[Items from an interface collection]
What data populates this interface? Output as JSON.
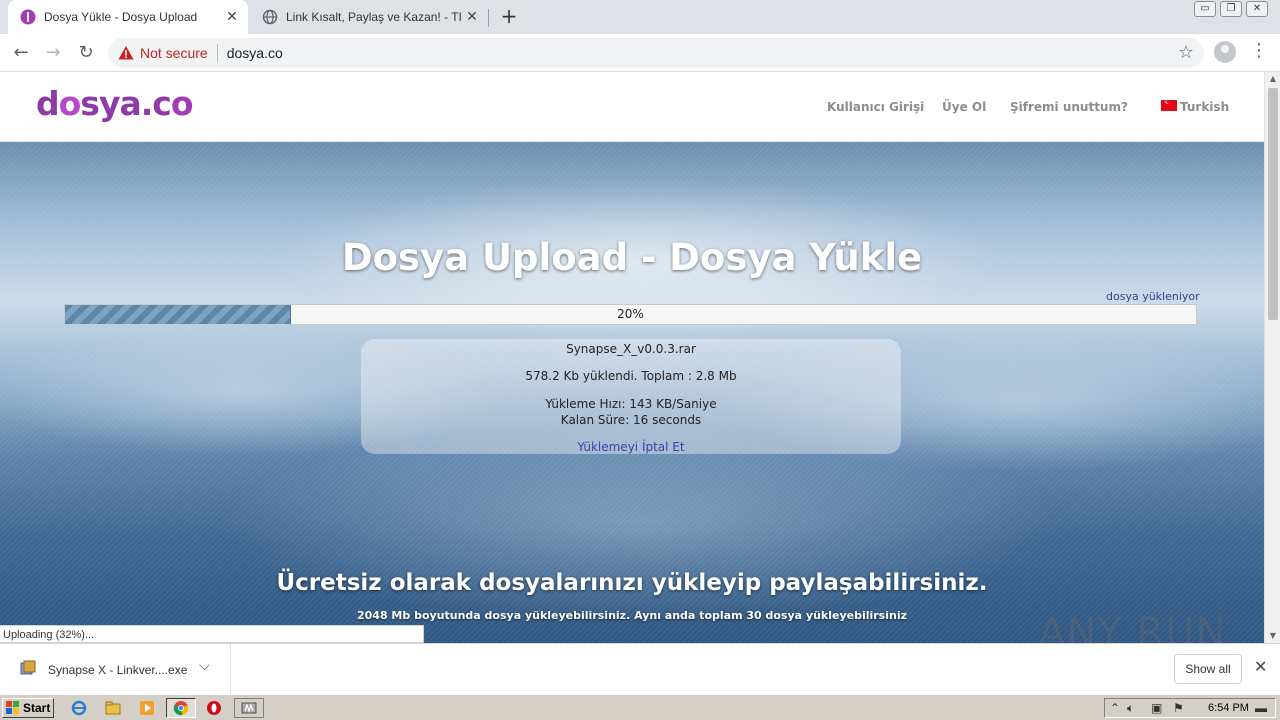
{
  "browser": {
    "tabs": [
      {
        "title": "Dosya Yükle - Dosya Upload",
        "close": "✕",
        "active": true
      },
      {
        "title": "Link Kısalt, Paylaş ve Kazan! - TIK.LA",
        "close": "✕",
        "active": false
      }
    ],
    "new_tab": "+",
    "window_buttons": {
      "minimize": "▭",
      "restore": "❐",
      "close": "✕"
    },
    "nav": {
      "back": "←",
      "forward": "→",
      "reload": "↻"
    },
    "security_label": "Not secure",
    "url": "dosya.co",
    "bookmark_star": "☆",
    "menu": "⋮"
  },
  "site": {
    "logo": {
      "d": "d",
      "o": "o",
      "sya": "sya.c",
      "o2": "o"
    },
    "nav": {
      "login": "Kullanıcı Girişi",
      "signup": "Üye Ol",
      "forgot": "Şifremi unuttum?",
      "language": "Turkish"
    },
    "hero_title": "Dosya Upload - Dosya Yükle",
    "uploading_label": "dosya yükleniyor",
    "progress": {
      "percent": 20,
      "label": "20%"
    },
    "upload_info": {
      "filename": "Synapse_X_v0.0.3.rar",
      "uploaded": "578.2 Kb yüklendi. Toplam : 2.8 Mb",
      "speed": "Yükleme Hızı: 143 KB/Saniye",
      "remaining": "Kalan Süre: 16 seconds",
      "cancel": "Yüklemeyi İptal Et"
    },
    "tagline": "Ücretsiz olarak dosyalarınızı yükleyip paylaşabilirsiniz.",
    "subtagline": "2048 Mb boyutunda dosya yükleyebilirsiniz. Aynı anda toplam 30 dosya yükleyebilirsiniz"
  },
  "status_bubble": "Uploading (32%)...",
  "watermark": "ANY RUN",
  "download_shelf": {
    "item_name": "Synapse X - Linkver....exe",
    "chevron": "⌵",
    "show_all": "Show all",
    "close": "✕"
  },
  "taskbar": {
    "start": "Start",
    "clock": "6:54 PM"
  },
  "colors": {
    "logo_purple": "#8e3ba5",
    "not_secure_red": "#c5221f",
    "cancel_link": "#3d3fae",
    "progress_fill": "#5d86ab"
  }
}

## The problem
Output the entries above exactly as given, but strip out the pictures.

## The answer
What data populates this interface? Output as JSON.
{
  "browser": {
    "tabs": [
      {
        "title": "Dosya Yükle - Dosya Upload",
        "close": "✕",
        "active": true
      },
      {
        "title": "Link Kısalt, Paylaş ve Kazan! - TIK.LA",
        "close": "✕",
        "active": false
      }
    ],
    "new_tab": "+",
    "window_buttons": {
      "minimize": "▭",
      "restore": "❐",
      "close": "✕"
    },
    "nav": {
      "back": "←",
      "forward": "→",
      "reload": "↻"
    },
    "security_label": "Not secure",
    "url": "dosya.co",
    "bookmark_star": "☆",
    "menu": "⋮"
  },
  "site": {
    "logo": {
      "d": "d",
      "o": "o",
      "sya": "sya.c",
      "o2": "o"
    },
    "nav": {
      "login": "Kullanıcı Girişi",
      "signup": "Üye Ol",
      "forgot": "Şifremi unuttum?",
      "language": "Turkish"
    },
    "hero_title": "Dosya Upload - Dosya Yükle",
    "uploading_label": "dosya yükleniyor",
    "progress": {
      "percent": 20,
      "label": "20%"
    },
    "upload_info": {
      "filename": "Synapse_X_v0.0.3.rar",
      "uploaded": "578.2 Kb yüklendi. Toplam : 2.8 Mb",
      "speed": "Yükleme Hızı: 143 KB/Saniye",
      "remaining": "Kalan Süre: 16 seconds",
      "cancel": "Yüklemeyi İptal Et"
    },
    "tagline": "Ücretsiz olarak dosyalarınızı yükleyip paylaşabilirsiniz.",
    "subtagline": "2048 Mb boyutunda dosya yükleyebilirsiniz. Aynı anda toplam 30 dosya yükleyebilirsiniz"
  },
  "status_bubble": "Uploading (32%)...",
  "watermark": "ANY RUN",
  "download_shelf": {
    "item_name": "Synapse X - Linkver....exe",
    "chevron": "⌵",
    "show_all": "Show all",
    "close": "✕"
  },
  "taskbar": {
    "start": "Start",
    "clock": "6:54 PM"
  },
  "colors": {
    "logo_purple": "#8e3ba5",
    "not_secure_red": "#c5221f",
    "cancel_link": "#3d3fae",
    "progress_fill": "#5d86ab"
  }
}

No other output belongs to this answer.